College dropouts are costing U.S. taxpayers billions of dollars at a time when states are struggling with huge budget shortfalls and the nation's leaders are pursuing a "college completion agenda," according to a new report to be released today.

The analysis from the Washington, D.C.-based American Institutes for Research says college students who did not make it to their sophomore year caused taxpayers more than $9 billion in direct subsidies from the state and federal government. Between 2003 and 2008, the latest data available in the analysis, states appropriated nearly $6.2 billion for colleges and universities to help pay for the education of students who did not return for a second year, according to the report. In grants, states gave more than $1.4 billion and the federal government more than $1.5 billion to nonreturning students.

The Institutes for Research, a nonpartisan not-for-profit organization that conducts behavioral and social science analysis, found Missouri allocated $142.5 million over the period to help pay for dropouts.

The report comes as the Obama administration pushes an initiative to raise the United States' status as the nation with the highest concentration of college-educated adults in the world.

"In recent years, we have failed to live up to our opportunity legacy, especially in higher education," President Barack Obama recently said. "In just a decade, we've fallen from first to ninth in the proportion of young people with college degrees. That not only represents a huge waste of potential; in the global marketplace it represents a threat to our position as the world's leading economy."

In a news release on its report, the Institutes for Research said, "The nation will have a difficult time reaching the administration's policy goals if we continue to spend so much money on students who don't even finish the first lap, let alone fail to cross the finish line."

The rate of first-time, full-time undergraduates who completed the first academic year has risen in Missouri's higher education system in recent years, according to the Missouri Department of Higher Education. From fall 2007 to fall 2008, the rate was 75 percent for the state's four-year public institutions and 48 percent for two-year institutions.

"We're quite concerned about the dropout rate," said Kathryn Love, spokeswoman for the Department of Higher Education. "For a long time it seemed like the emphasis was on enrolling. Now we realize you can get them into college but there's a tremendous attrition rate when they get there."

Love said higher education must focus on retention, which requires keeping students in school and moving toward graduation.

"In an economic downturn, that puts a lot more pressure on students, a lot of whom are working two, three jobs supporting families," she said. "That makes it difficult to stay in school."

Southeast Missouri State University's most recent graduation rate (students graduating within six years) was 52 percent.

Nationally, it is anticipated 30 percent of students who start college this fall will not return to that college next year.
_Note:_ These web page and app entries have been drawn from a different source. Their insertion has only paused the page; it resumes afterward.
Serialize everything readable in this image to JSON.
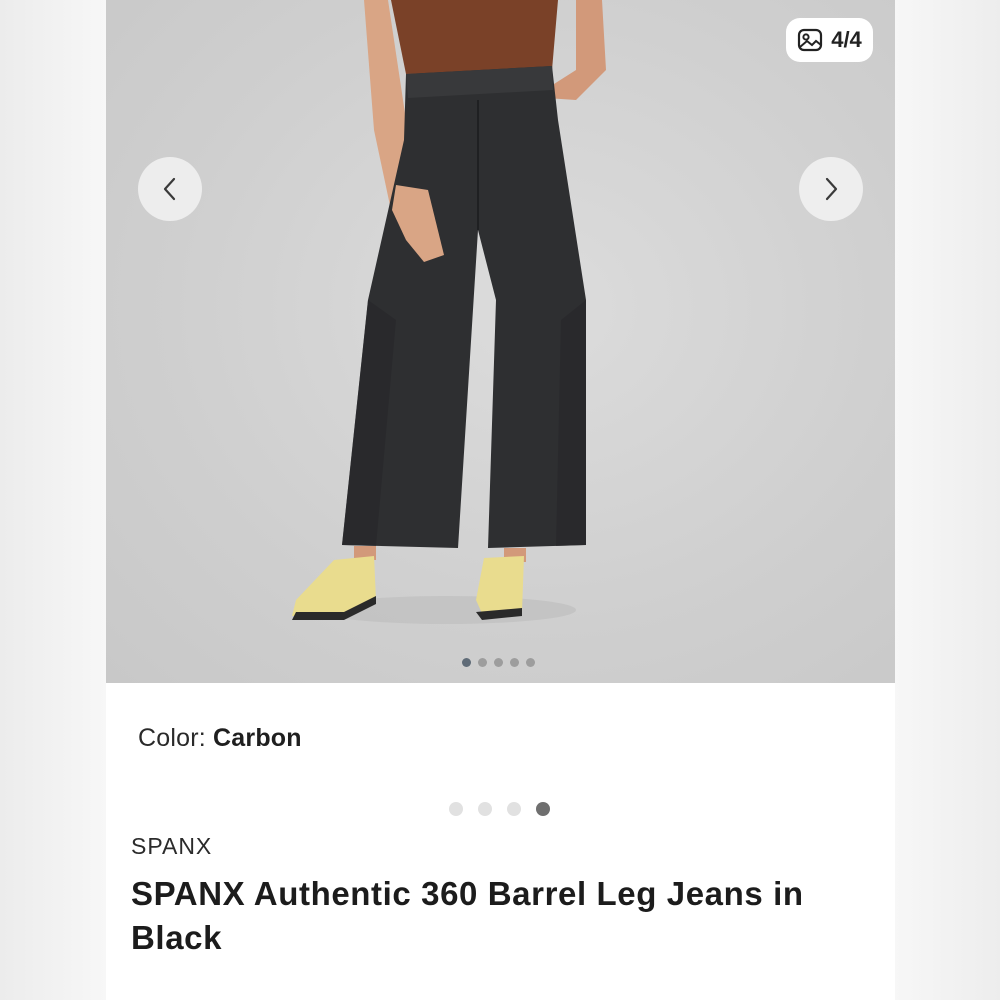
{
  "gallery": {
    "counter_text": "4/4",
    "dots_count": 5,
    "active_dot": 0
  },
  "product": {
    "color_label": "Color:",
    "color_value": "Carbon",
    "brand": "SPANX",
    "title": "SPANX Authentic 360 Barrel Leg Jeans in Black"
  },
  "pager": {
    "count": 4,
    "active": 3
  },
  "icons": {
    "prev": "chevron-left-icon",
    "next": "chevron-right-icon",
    "counter": "image-gallery-icon"
  },
  "colors": {
    "jeans": "#2e2f31",
    "top": "#7a4128",
    "shoes": "#e9dc8e",
    "skin": "#d9a585"
  }
}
About 60 percent of students graduate from four-year institutions within six years.

"When students enroll in a college or university and drop out before the second year, they have invested time and money only to see their hopes and dreams of a college degree dashed," the Institutes for Research report said. "These costs can be heartbreaking for students and their families, but the financial costs to states are enormous."

The report finds subsidies approach $10,000 per student per year.
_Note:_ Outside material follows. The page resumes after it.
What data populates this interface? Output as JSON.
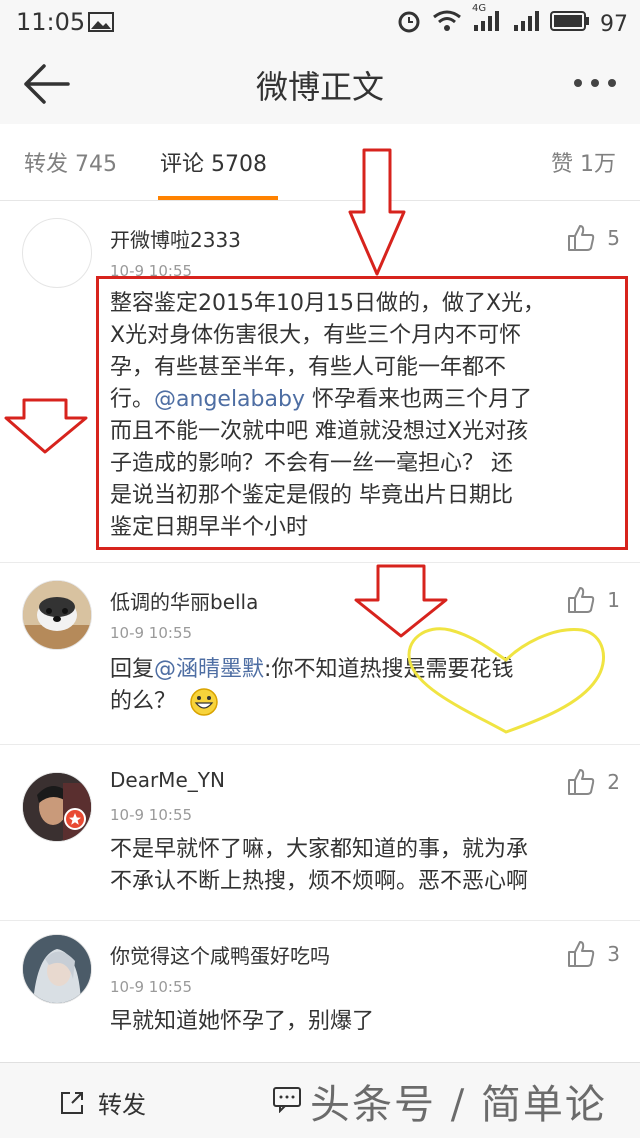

Holt said the research must be placed in context, that there is a lot of churning in college enrollment and just because a student may drop out doesn't men the student won't complete the degree years down the road. He does admit the cost to universities in lost future revenue can add up when calculating the effect of dropouts.

"But you have to calculate the off-setting cost of not offering those [educational] opportunities," he said. "What would you do, shut it down? Then what would happen?"
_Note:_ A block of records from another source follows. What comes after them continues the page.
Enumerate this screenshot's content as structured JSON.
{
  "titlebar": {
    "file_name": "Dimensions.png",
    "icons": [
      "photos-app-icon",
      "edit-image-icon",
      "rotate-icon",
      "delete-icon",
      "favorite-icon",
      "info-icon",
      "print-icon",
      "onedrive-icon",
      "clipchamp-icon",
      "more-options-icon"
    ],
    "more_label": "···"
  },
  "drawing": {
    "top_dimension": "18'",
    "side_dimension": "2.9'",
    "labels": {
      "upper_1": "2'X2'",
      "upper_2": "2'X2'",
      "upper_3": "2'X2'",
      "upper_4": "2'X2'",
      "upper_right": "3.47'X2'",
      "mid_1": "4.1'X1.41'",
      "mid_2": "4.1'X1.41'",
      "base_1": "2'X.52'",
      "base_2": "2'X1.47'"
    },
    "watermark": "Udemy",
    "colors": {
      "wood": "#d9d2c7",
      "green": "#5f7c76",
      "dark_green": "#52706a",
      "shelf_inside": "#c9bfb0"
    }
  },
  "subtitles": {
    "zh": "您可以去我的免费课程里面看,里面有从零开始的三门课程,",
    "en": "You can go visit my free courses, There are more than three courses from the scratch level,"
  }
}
The report doesn't get into answers. American Institutes of Research, which also markets educational materials, assessments and other products, provides the data; it's up to policymakers to do something with it, a company official said.


Pertinent address:

One University Plaza, Cape Girardeau, MO